Working principles of evaporative cooling

Jie Lin*, Kian Jon Chua

*Corresponding author for this work

Research output: Chapter in Book/Report/Conference proceedingChapter


Evaporative cooling is a clean and energy-efficient cooling technology that relies on the water’s latent heat of vaporization to cool the air. It has a long historical record for cooling applications before modern vapor-compression air conditioning was invented. Despite its history, there has not been a revolutionary change on evaporative cooling until the past century, where multiple designs of evaporative coolers were developed, tested and adopted. This chapter presents several key evaporative cooling technologies that have evolved, including direct, indirect, and dew-point evaporative cooling. Direct and conventional indirect evaporative cooling experience thermodynamic limits based on the air’s wet-bulb temperature, and hence have confined applications. To address this issue, an innovative indirect evaporative cooling, termed the dew-point evaporative cooling, has been proposed. Its unique feature of pre-cooling the air enables it to cool the air towards dew-point temperatures.
Original languageEnglish
Title of host publicationIndirect dew-point evaporative cooling: principles and applications
EditorsJie Lin , Kian Jon Chua
ISBN (Electronic)9783031307584
ISBN (Print)9783031307607, 9783031307577
Publication statusPublished - 27 May 2023

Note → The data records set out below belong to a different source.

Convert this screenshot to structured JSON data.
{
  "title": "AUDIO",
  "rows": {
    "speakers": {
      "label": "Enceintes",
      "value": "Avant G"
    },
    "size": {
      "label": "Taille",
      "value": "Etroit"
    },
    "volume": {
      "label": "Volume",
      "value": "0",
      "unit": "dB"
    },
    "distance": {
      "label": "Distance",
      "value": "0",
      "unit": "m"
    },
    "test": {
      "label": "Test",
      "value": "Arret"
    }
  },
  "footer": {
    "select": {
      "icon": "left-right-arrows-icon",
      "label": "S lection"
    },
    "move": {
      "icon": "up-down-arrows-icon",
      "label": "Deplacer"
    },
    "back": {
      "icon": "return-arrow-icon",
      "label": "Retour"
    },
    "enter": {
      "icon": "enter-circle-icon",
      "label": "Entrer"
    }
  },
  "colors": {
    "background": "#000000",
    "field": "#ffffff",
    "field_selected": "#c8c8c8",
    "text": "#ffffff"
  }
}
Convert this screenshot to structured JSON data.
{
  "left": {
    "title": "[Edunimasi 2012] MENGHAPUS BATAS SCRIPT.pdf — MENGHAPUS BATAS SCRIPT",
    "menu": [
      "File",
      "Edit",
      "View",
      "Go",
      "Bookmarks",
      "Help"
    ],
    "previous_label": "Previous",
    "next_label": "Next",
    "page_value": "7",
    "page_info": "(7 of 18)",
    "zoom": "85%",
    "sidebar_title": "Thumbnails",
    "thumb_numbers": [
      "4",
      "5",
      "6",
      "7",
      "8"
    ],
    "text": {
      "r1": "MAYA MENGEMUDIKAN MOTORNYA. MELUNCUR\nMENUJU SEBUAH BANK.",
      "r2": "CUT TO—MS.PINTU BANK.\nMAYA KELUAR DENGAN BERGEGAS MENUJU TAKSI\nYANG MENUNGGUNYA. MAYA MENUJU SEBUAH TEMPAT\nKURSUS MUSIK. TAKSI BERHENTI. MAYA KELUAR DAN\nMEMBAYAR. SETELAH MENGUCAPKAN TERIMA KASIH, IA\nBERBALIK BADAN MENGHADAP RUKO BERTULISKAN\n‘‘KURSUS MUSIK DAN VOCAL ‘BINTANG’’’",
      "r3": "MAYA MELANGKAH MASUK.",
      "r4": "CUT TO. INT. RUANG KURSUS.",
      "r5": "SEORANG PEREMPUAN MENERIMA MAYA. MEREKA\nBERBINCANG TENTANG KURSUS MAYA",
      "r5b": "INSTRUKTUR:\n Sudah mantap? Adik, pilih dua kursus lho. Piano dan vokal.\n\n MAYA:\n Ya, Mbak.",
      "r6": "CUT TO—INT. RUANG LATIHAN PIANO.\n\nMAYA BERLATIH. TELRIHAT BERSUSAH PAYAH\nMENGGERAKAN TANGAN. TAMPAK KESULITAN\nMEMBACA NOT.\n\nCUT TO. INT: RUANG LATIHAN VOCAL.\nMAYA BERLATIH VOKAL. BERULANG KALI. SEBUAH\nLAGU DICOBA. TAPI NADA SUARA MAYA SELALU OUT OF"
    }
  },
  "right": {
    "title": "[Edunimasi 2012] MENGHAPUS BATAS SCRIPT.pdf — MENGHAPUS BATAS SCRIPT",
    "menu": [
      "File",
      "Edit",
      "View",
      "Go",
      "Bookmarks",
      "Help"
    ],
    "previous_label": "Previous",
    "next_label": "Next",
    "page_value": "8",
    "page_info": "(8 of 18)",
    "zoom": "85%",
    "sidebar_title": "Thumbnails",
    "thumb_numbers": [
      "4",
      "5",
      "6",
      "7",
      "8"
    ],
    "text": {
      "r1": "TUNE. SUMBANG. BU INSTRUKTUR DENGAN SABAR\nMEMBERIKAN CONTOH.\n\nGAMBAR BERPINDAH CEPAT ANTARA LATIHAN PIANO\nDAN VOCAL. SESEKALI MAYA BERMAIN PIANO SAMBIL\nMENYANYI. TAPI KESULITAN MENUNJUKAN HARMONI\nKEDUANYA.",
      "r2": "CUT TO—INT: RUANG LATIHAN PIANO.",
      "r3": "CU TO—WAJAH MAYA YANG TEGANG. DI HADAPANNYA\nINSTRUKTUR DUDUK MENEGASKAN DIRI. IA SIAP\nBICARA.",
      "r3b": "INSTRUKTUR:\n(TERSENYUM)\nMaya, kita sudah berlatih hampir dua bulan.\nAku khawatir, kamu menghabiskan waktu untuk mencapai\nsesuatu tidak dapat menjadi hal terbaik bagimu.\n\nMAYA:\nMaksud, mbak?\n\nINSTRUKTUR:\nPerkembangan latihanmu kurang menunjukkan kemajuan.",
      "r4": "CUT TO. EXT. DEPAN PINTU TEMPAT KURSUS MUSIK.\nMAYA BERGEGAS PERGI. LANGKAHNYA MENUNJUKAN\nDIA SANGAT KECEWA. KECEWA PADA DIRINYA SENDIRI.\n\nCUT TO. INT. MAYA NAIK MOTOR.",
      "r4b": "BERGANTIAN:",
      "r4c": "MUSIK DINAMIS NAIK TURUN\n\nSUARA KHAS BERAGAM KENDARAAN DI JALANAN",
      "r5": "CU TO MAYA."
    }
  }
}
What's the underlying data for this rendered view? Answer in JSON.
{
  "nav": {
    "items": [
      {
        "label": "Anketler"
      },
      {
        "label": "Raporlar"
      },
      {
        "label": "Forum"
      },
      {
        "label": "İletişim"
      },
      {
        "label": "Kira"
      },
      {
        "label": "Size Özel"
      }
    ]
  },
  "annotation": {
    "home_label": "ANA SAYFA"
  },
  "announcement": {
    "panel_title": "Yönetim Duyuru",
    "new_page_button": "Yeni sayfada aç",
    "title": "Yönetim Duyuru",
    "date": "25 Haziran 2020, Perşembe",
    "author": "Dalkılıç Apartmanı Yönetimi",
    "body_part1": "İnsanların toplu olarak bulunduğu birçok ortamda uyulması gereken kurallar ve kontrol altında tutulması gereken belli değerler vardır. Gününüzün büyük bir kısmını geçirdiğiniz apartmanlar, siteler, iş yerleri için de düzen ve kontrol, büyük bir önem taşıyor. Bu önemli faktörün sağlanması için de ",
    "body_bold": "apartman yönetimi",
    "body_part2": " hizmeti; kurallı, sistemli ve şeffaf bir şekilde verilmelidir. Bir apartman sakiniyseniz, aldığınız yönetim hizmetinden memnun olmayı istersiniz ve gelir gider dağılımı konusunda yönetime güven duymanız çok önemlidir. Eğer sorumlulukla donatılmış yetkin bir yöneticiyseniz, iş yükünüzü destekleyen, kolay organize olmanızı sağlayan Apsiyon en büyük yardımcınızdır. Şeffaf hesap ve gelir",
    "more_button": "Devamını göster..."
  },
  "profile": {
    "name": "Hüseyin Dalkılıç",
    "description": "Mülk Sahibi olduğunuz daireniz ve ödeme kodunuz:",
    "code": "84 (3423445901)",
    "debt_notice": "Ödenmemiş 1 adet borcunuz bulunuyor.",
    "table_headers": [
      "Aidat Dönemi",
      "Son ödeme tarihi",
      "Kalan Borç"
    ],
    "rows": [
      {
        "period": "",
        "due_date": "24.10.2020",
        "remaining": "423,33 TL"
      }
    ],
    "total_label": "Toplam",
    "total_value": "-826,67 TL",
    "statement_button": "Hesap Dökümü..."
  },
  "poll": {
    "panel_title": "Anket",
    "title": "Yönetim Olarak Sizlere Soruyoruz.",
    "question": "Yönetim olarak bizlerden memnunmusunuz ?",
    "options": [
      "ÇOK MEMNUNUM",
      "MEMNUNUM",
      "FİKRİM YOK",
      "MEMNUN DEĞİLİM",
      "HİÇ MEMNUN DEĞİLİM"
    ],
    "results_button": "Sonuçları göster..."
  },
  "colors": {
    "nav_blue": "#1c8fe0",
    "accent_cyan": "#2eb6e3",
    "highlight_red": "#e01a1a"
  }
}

Publication series

NameGreen Energy and Technology
ISSN (Print)1865-3529
ISSN (Electronic)1865-3537


Dive into the research topics of 'Working principles of evaporative cooling'. Together they form a unique fingerprint.

Cite this